You will also need to understand what Fringe Benefits Tax is and when it applies. This will impact the way you provide non-monetary benefits to your employees. For example, team lunches, team holiday rewards, etc.
You will require:
- employment contracts;
- client terms & conditions.
If you intend to sponsor employees on visas, determining the eligibility to work in Australia can be tricky and we recommend you seek the guidance of an immigration consultant.
You will be required by law to have workers compensation insurance in every State and Territory where you have employees. Rates vary, however premiums generally are less than 1% of total annual salaries.
Examples of other types of insurance that are available are:
- Professional indemnity insurance – Covers the legal liability to compensate third parties who sustained financial loss due to a breach or alleged breach of professional duty on the part of the agency or your employees;
- Public & products liability – Covers the legal liability to pay compensation to third parties in the event of the agency causing or being alleged to have caused injury, death or loss of or damage to property arising out of its business operations;
- Management liability – Covers management for personal damages (not fines or penalties) and legal expenses incurred due to a breach or alleged breach of duty, misleading statement or wrongful act (as defined in the policy) whilst acting in the course of their employment.
5. Employee Remuneration
The payment frequency for consultants can be weekly, fortnightly or monthly, however the industry standard is monthly. Monthly pay is usually structured as four weeks in arrears, although some agencies may pay two weeks in advance and two weeks in arrears. A weekly pay run should be avoided as this puts additional cash flow pressure on the business. See financial viability below.
Commission structures will normally be detailed in the employment contract as an annexure.

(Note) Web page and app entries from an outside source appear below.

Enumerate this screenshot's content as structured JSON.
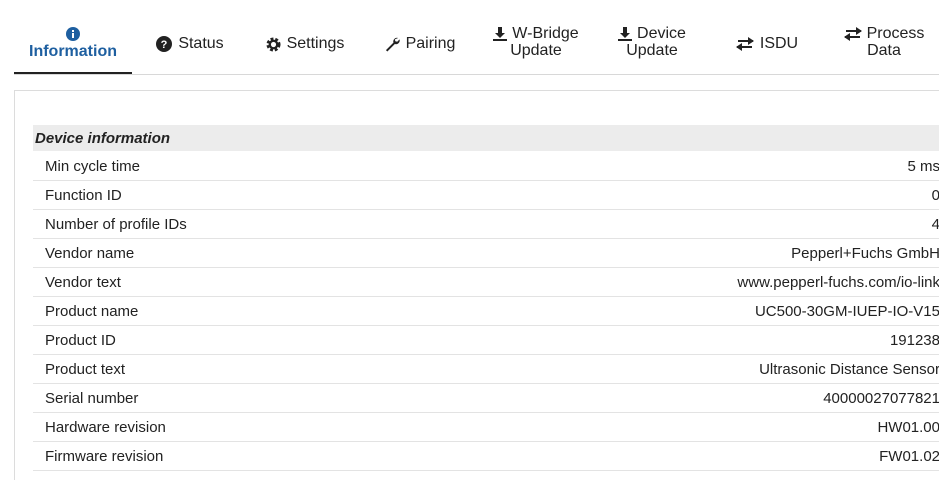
{
  "tabs": [
    {
      "label": "Information",
      "icon": "info-circle-icon",
      "active": true
    },
    {
      "label": "Status",
      "icon": "question-circle-icon"
    },
    {
      "label": "Settings",
      "icon": "gear-icon"
    },
    {
      "label": "Pairing",
      "icon": "wrench-icon"
    },
    {
      "label_top": "W-Bridge",
      "label_bottom": "Update",
      "icon": "download-icon"
    },
    {
      "label_top": "Device",
      "label_bottom": "Update",
      "icon": "download-icon"
    },
    {
      "label": "ISDU",
      "icon": "exchange-arrows-icon"
    },
    {
      "label_top": "Process",
      "label_bottom": "Data",
      "icon": "exchange-arrows-icon"
    }
  ],
  "section": {
    "title": "Device information",
    "rows": [
      {
        "label": "Min cycle time",
        "value": "5 ms"
      },
      {
        "label": "Function ID",
        "value": "0"
      },
      {
        "label": "Number of profile IDs",
        "value": "4"
      },
      {
        "label": "Vendor name",
        "value": "Pepperl+Fuchs GmbH"
      },
      {
        "label": "Vendor text",
        "value": "www.pepperl-fuchs.com/io-link"
      },
      {
        "label": "Product name",
        "value": "UC500-30GM-IUEP-IO-V15"
      },
      {
        "label": "Product ID",
        "value": "191238"
      },
      {
        "label": "Product text",
        "value": "Ultrasonic Distance Sensor"
      },
      {
        "label": "Serial number",
        "value": "40000027077821"
      },
      {
        "label": "Hardware revision",
        "value": "HW01.00"
      },
      {
        "label": "Firmware revision",
        "value": "FW01.02"
      }
    ]
  },
  "colors": {
    "active_tab": "#1e5fa0",
    "header_bg": "#ececec"
  }
}
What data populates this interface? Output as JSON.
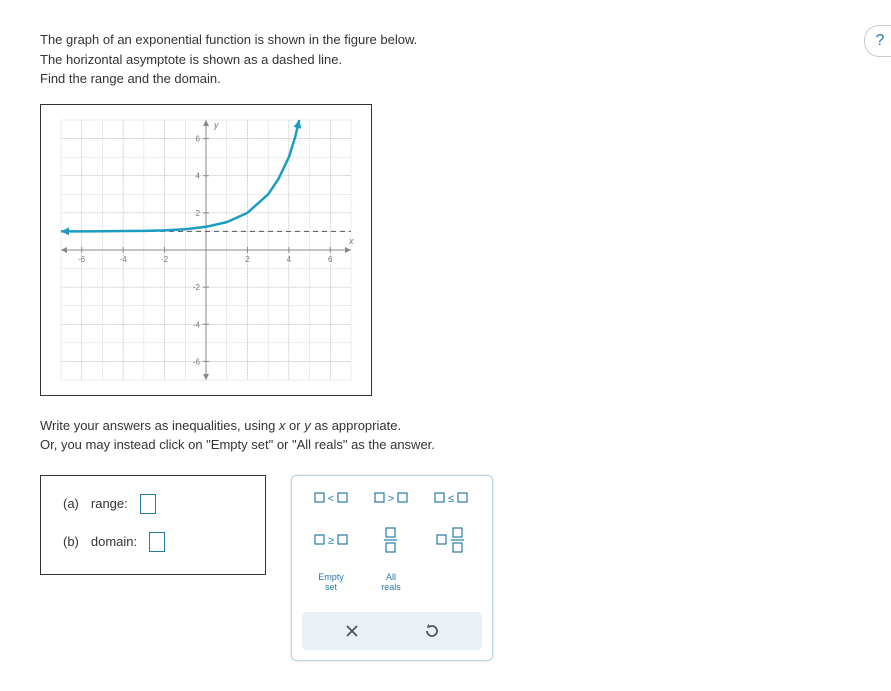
{
  "problem": {
    "line1": "The graph of an exponential function is shown in the figure below.",
    "line2": "The horizontal asymptote is shown as a dashed line.",
    "line3": "Find the range and the domain."
  },
  "chart_data": {
    "type": "line",
    "title": "",
    "xlabel": "x",
    "ylabel": "y",
    "xlim": [
      -7,
      7
    ],
    "ylim": [
      -7,
      7
    ],
    "xticks": [
      -6,
      -4,
      -2,
      2,
      4,
      6
    ],
    "yticks": [
      -6,
      -4,
      -2,
      2,
      4,
      6
    ],
    "asymptote": {
      "axis": "y",
      "value": 1,
      "style": "dashed"
    },
    "series": [
      {
        "name": "exponential",
        "x": [
          -7,
          -6,
          -5,
          -4,
          -3,
          -2,
          -1,
          0,
          1,
          2,
          3,
          3.5,
          4,
          4.3,
          4.5
        ],
        "y": [
          1.0,
          1.0,
          1.01,
          1.02,
          1.03,
          1.06,
          1.12,
          1.25,
          1.5,
          2.0,
          3.0,
          3.83,
          5.0,
          6.06,
          7.0
        ]
      }
    ]
  },
  "instructions": {
    "line1_pre": "Write your answers as inequalities, using ",
    "var1": "x",
    "line1_mid": " or ",
    "var2": "y",
    "line1_post": " as appropriate.",
    "line2": "Or, you may instead click on \"Empty set\" or \"All reals\" as the answer."
  },
  "answers": {
    "a_label": "(a)",
    "a_text": "range:",
    "b_label": "(b)",
    "b_text": "domain:"
  },
  "palette": {
    "lt": "<",
    "gt": ">",
    "le": "≤",
    "ge": "≥",
    "empty_l1": "Empty",
    "empty_l2": "set",
    "reals_l1": "All",
    "reals_l2": "reals"
  },
  "help_label": "?"
}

Superannuation requirements in Australia require employers to make regular contributions into an employee’s superannuation account. This is the ‘Superannuation Guarantee‘, and it is equivalent to 9.5% of your wage. It is usually transferred to the employee’s chosen superfund or an industry fund. An industry fund will be used as a default fund should the employee not choose a fund.

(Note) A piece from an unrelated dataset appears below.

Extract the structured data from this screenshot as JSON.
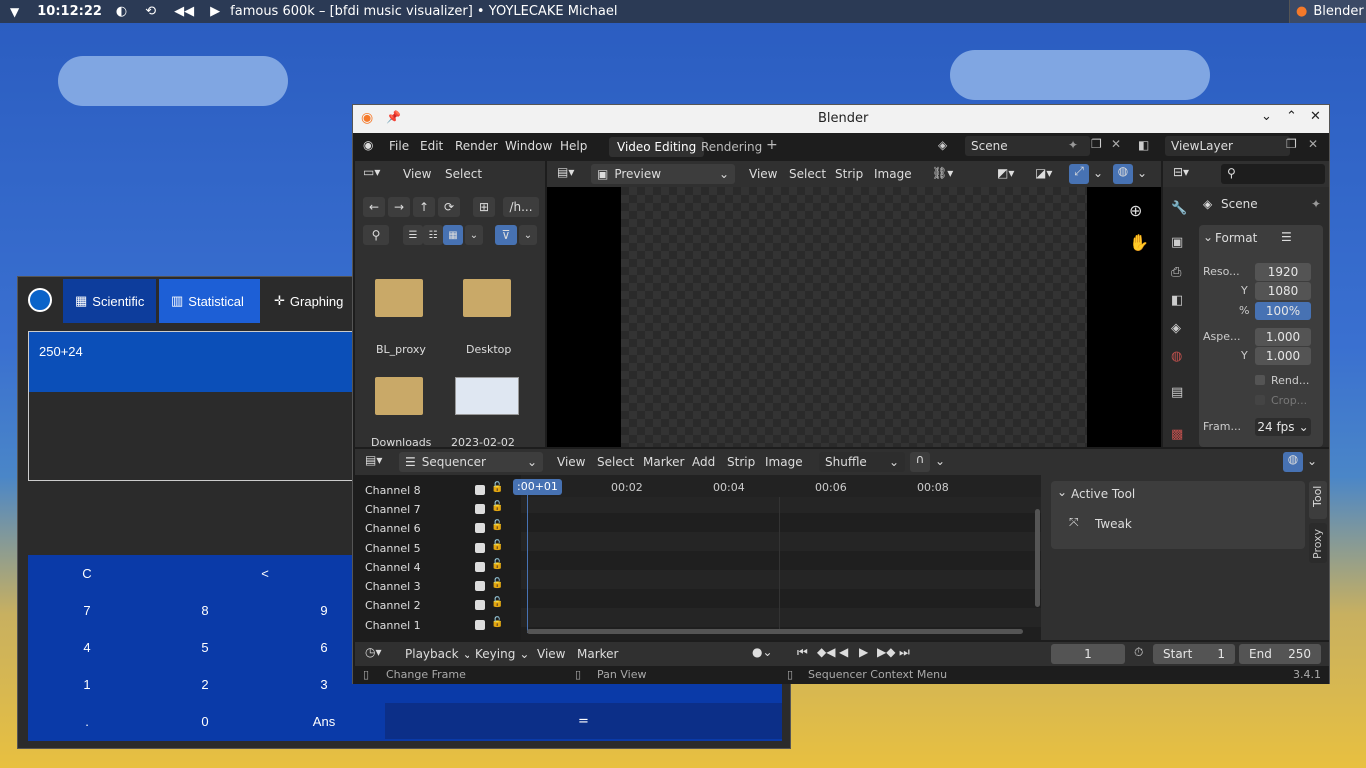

6. Ongoing financial and regulatory matters
At a minimum you, an employee or someone you engage will need to assist you with:
- paying staff and accounts payable;
- invoicing clients and accounts receivable;
- expense reimbursement;
- preparation of Business Activity Statements,
- preparation of payroll tax calculation (if applicable);
- annual tax return;
- annual PAYG payment summaries for tax withheld from employees pay.
7. Financial viability
Cash flow is a concept you will get very use to. It must be considered always and revolves around the concept that the business must be able to pay its debts when they fall due. For example, there is nothing that makes an employee more nervous than when their employer must defer wages due to poor cash flow.
Cash flow problems can be caused by various factors, however the majority of the problems are caused by inflows of cash from sales not being received as quickly as cash outflows used to pay expenses (including wages). A business can be performing at the top of their game, however if you have clients that pay invoices slowly it can effectively drain the businesses of cash. Clients that do not pay you within your payment terms can severely affect your ability to pay debts. Consequently, bad payers can sometimes be more trouble than they are worth.
8. Membership of the industry body
It is crucial you keep up to date with issues affecting the industry. The best way to ensure you receive up-to-date relevant information is to become a member of the RCSA.